* **Aim of the exercise**: Show each line of the records below where the word "components" occurs.

* **Dataset content**:
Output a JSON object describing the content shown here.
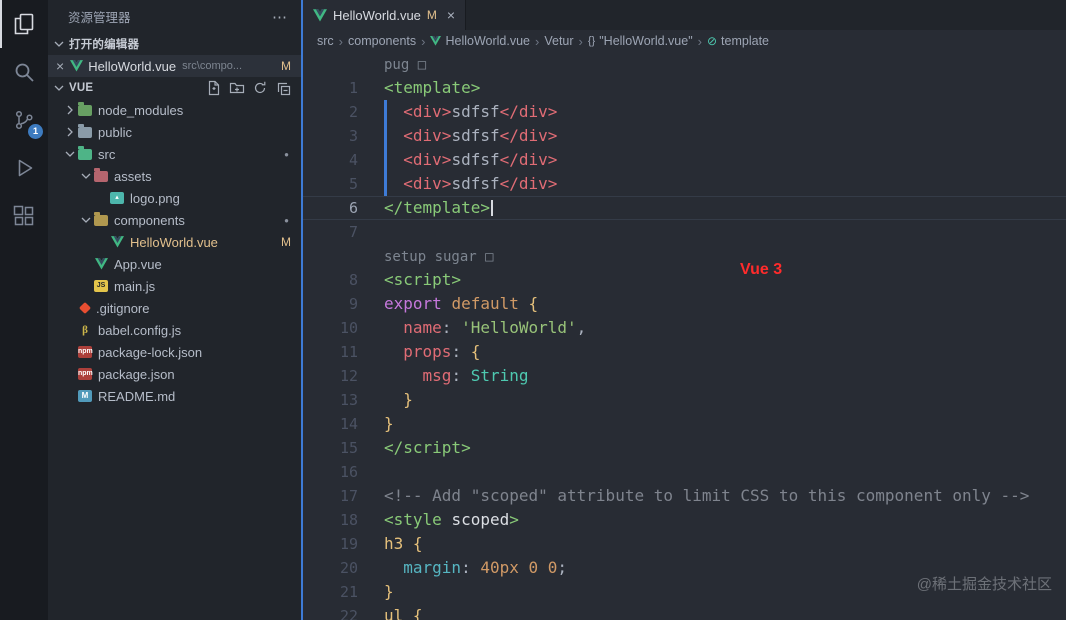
{
  "activity_bar": {
    "items": [
      {
        "name": "explorer",
        "active": true
      },
      {
        "name": "search",
        "active": false
      },
      {
        "name": "source-control",
        "active": false,
        "badge": "1"
      },
      {
        "name": "run-and-debug",
        "active": false
      },
      {
        "name": "extensions",
        "active": false
      }
    ]
  },
  "sidebar": {
    "title": "资源管理器",
    "more_label": "⋯",
    "open_editors": {
      "section_label": "打开的编辑器",
      "items": [
        {
          "close_label": "×",
          "file": "HelloWorld.vue",
          "detail": "src\\compo...",
          "badge": "M"
        }
      ]
    },
    "project": {
      "section_label": "VUE",
      "actions": [
        "new-file",
        "new-folder",
        "refresh-explorer",
        "collapse-folders"
      ],
      "tree": [
        {
          "label": "node_modules",
          "icon": "folder-node",
          "level": 0,
          "twistie": "collapsed"
        },
        {
          "label": "public",
          "icon": "folder-public",
          "level": 0,
          "twistie": "collapsed"
        },
        {
          "label": "src",
          "icon": "folder-src",
          "level": 0,
          "twistie": "expanded",
          "dot": true
        },
        {
          "label": "assets",
          "icon": "folder-assets",
          "level": 1,
          "twistie": "expanded"
        },
        {
          "label": "logo.png",
          "icon": "image",
          "level": 2,
          "twistie": "none"
        },
        {
          "label": "components",
          "icon": "folder-components",
          "level": 1,
          "twistie": "expanded",
          "dot": true
        },
        {
          "label": "HelloWorld.vue",
          "icon": "vue",
          "level": 2,
          "twistie": "none",
          "badge": "M",
          "modified": true
        },
        {
          "label": "App.vue",
          "icon": "vue",
          "level": 1,
          "twistie": "none"
        },
        {
          "label": "main.js",
          "icon": "js",
          "level": 1,
          "twistie": "none"
        },
        {
          "label": ".gitignore",
          "icon": "git",
          "level": 0,
          "twistie": "none"
        },
        {
          "label": "babel.config.js",
          "icon": "babel",
          "level": 0,
          "twistie": "none"
        },
        {
          "label": "package-lock.json",
          "icon": "npm",
          "level": 0,
          "twistie": "none"
        },
        {
          "label": "package.json",
          "icon": "npm",
          "level": 0,
          "twistie": "none"
        },
        {
          "label": "README.md",
          "icon": "md",
          "level": 0,
          "twistie": "none"
        }
      ]
    }
  },
  "editor": {
    "tabs": [
      {
        "label": "HelloWorld.vue",
        "badge": "M",
        "close_label": "×",
        "icon": "vue"
      }
    ],
    "breadcrumbs": [
      {
        "label": "src"
      },
      {
        "label": "components"
      },
      {
        "label": "HelloWorld.vue",
        "icon": "vue"
      },
      {
        "label": "Vetur"
      },
      {
        "label": "\"HelloWorld.vue\"",
        "icon": "braces"
      },
      {
        "label": "template",
        "icon": "symbol"
      }
    ],
    "palette": {
      "plain": "#abb2bf",
      "tagGreen": "#89ca78",
      "tagRed": "#e06c75",
      "keyword": "#c678dd",
      "keyword2": "#d19a66",
      "property": "#e06c75",
      "string": "#98c379",
      "type": "#4ec9b0",
      "brace": "#e5c07b",
      "comment": "#7f848e",
      "attr": "#dcdfe4",
      "selector": "#e5c07b",
      "cssProp": "#56b6c2",
      "number": "#d19a66"
    },
    "code": {
      "rows": [
        {
          "type": "lens",
          "text": "pug □"
        },
        {
          "type": "code",
          "num": "1",
          "tokens": [
            [
              "<template>",
              "tagGreen"
            ]
          ]
        },
        {
          "type": "code",
          "num": "2",
          "guide": true,
          "tokens": [
            [
              "  ",
              "plain"
            ],
            [
              "<div>",
              "tagRed"
            ],
            [
              "sdfsf",
              "plain"
            ],
            [
              "</div>",
              "tagRed"
            ]
          ]
        },
        {
          "type": "code",
          "num": "3",
          "guide": true,
          "tokens": [
            [
              "  ",
              "plain"
            ],
            [
              "<div>",
              "tagRed"
            ],
            [
              "sdfsf",
              "plain"
            ],
            [
              "</div>",
              "tagRed"
            ]
          ]
        },
        {
          "type": "code",
          "num": "4",
          "guide": true,
          "tokens": [
            [
              "  ",
              "plain"
            ],
            [
              "<div>",
              "tagRed"
            ],
            [
              "sdfsf",
              "plain"
            ],
            [
              "</div>",
              "tagRed"
            ]
          ]
        },
        {
          "type": "code",
          "num": "5",
          "guide": true,
          "tokens": [
            [
              "  ",
              "plain"
            ],
            [
              "<div>",
              "tagRed"
            ],
            [
              "sdfsf",
              "plain"
            ],
            [
              "</div>",
              "tagRed"
            ]
          ]
        },
        {
          "type": "code",
          "num": "6",
          "current": true,
          "caret": true,
          "tokens": [
            [
              "</template>",
              "tagGreen"
            ]
          ]
        },
        {
          "type": "code",
          "num": "7",
          "tokens": []
        },
        {
          "type": "lens",
          "text": "setup sugar □"
        },
        {
          "type": "code",
          "num": "8",
          "tokens": [
            [
              "<script>",
              "tagGreen"
            ]
          ]
        },
        {
          "type": "code",
          "num": "9",
          "tokens": [
            [
              "export",
              "keyword"
            ],
            [
              " ",
              "plain"
            ],
            [
              "default",
              "keyword2"
            ],
            [
              " ",
              "plain"
            ],
            [
              "{",
              "brace"
            ]
          ]
        },
        {
          "type": "code",
          "num": "10",
          "tokens": [
            [
              "  ",
              "plain"
            ],
            [
              "name",
              "property"
            ],
            [
              ": ",
              "plain"
            ],
            [
              "'HelloWorld'",
              "string"
            ],
            [
              ",",
              "plain"
            ]
          ]
        },
        {
          "type": "code",
          "num": "11",
          "tokens": [
            [
              "  ",
              "plain"
            ],
            [
              "props",
              "property"
            ],
            [
              ": ",
              "plain"
            ],
            [
              "{",
              "brace"
            ]
          ]
        },
        {
          "type": "code",
          "num": "12",
          "tokens": [
            [
              "    ",
              "plain"
            ],
            [
              "msg",
              "property"
            ],
            [
              ": ",
              "plain"
            ],
            [
              "String",
              "type"
            ]
          ]
        },
        {
          "type": "code",
          "num": "13",
          "tokens": [
            [
              "  ",
              "plain"
            ],
            [
              "}",
              "brace"
            ]
          ]
        },
        {
          "type": "code",
          "num": "14",
          "tokens": [
            [
              "}",
              "brace"
            ]
          ]
        },
        {
          "type": "code",
          "num": "15",
          "tokens": [
            [
              "</script>",
              "tagGreen"
            ]
          ]
        },
        {
          "type": "code",
          "num": "16",
          "tokens": []
        },
        {
          "type": "code",
          "num": "17",
          "tokens": [
            [
              "<!-- Add \"scoped\" attribute to limit CSS to this component only -->",
              "comment"
            ]
          ]
        },
        {
          "type": "code",
          "num": "18",
          "tokens": [
            [
              "<style ",
              "tagGreen"
            ],
            [
              "scoped",
              "attr"
            ],
            [
              ">",
              "tagGreen"
            ]
          ]
        },
        {
          "type": "code",
          "num": "19",
          "tokens": [
            [
              "h3",
              "selector"
            ],
            [
              " ",
              "plain"
            ],
            [
              "{",
              "brace"
            ]
          ]
        },
        {
          "type": "code",
          "num": "20",
          "tokens": [
            [
              "  ",
              "plain"
            ],
            [
              "margin",
              "cssProp"
            ],
            [
              ": ",
              "plain"
            ],
            [
              "40px 0 0",
              "number"
            ],
            [
              ";",
              "plain"
            ]
          ]
        },
        {
          "type": "code",
          "num": "21",
          "tokens": [
            [
              "}",
              "brace"
            ]
          ]
        },
        {
          "type": "code",
          "num": "22",
          "tokens": [
            [
              "ul",
              "selector"
            ],
            [
              " ",
              "plain"
            ],
            [
              "{",
              "brace"
            ]
          ]
        }
      ]
    },
    "annotation": {
      "text": "Vue 3",
      "color": "#ff2b2b"
    },
    "watermark": "@稀土掘金技术社区"
  }
}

* **Result below**:
          "label": "components",
          "icon": "folder-components",
        "label": "components"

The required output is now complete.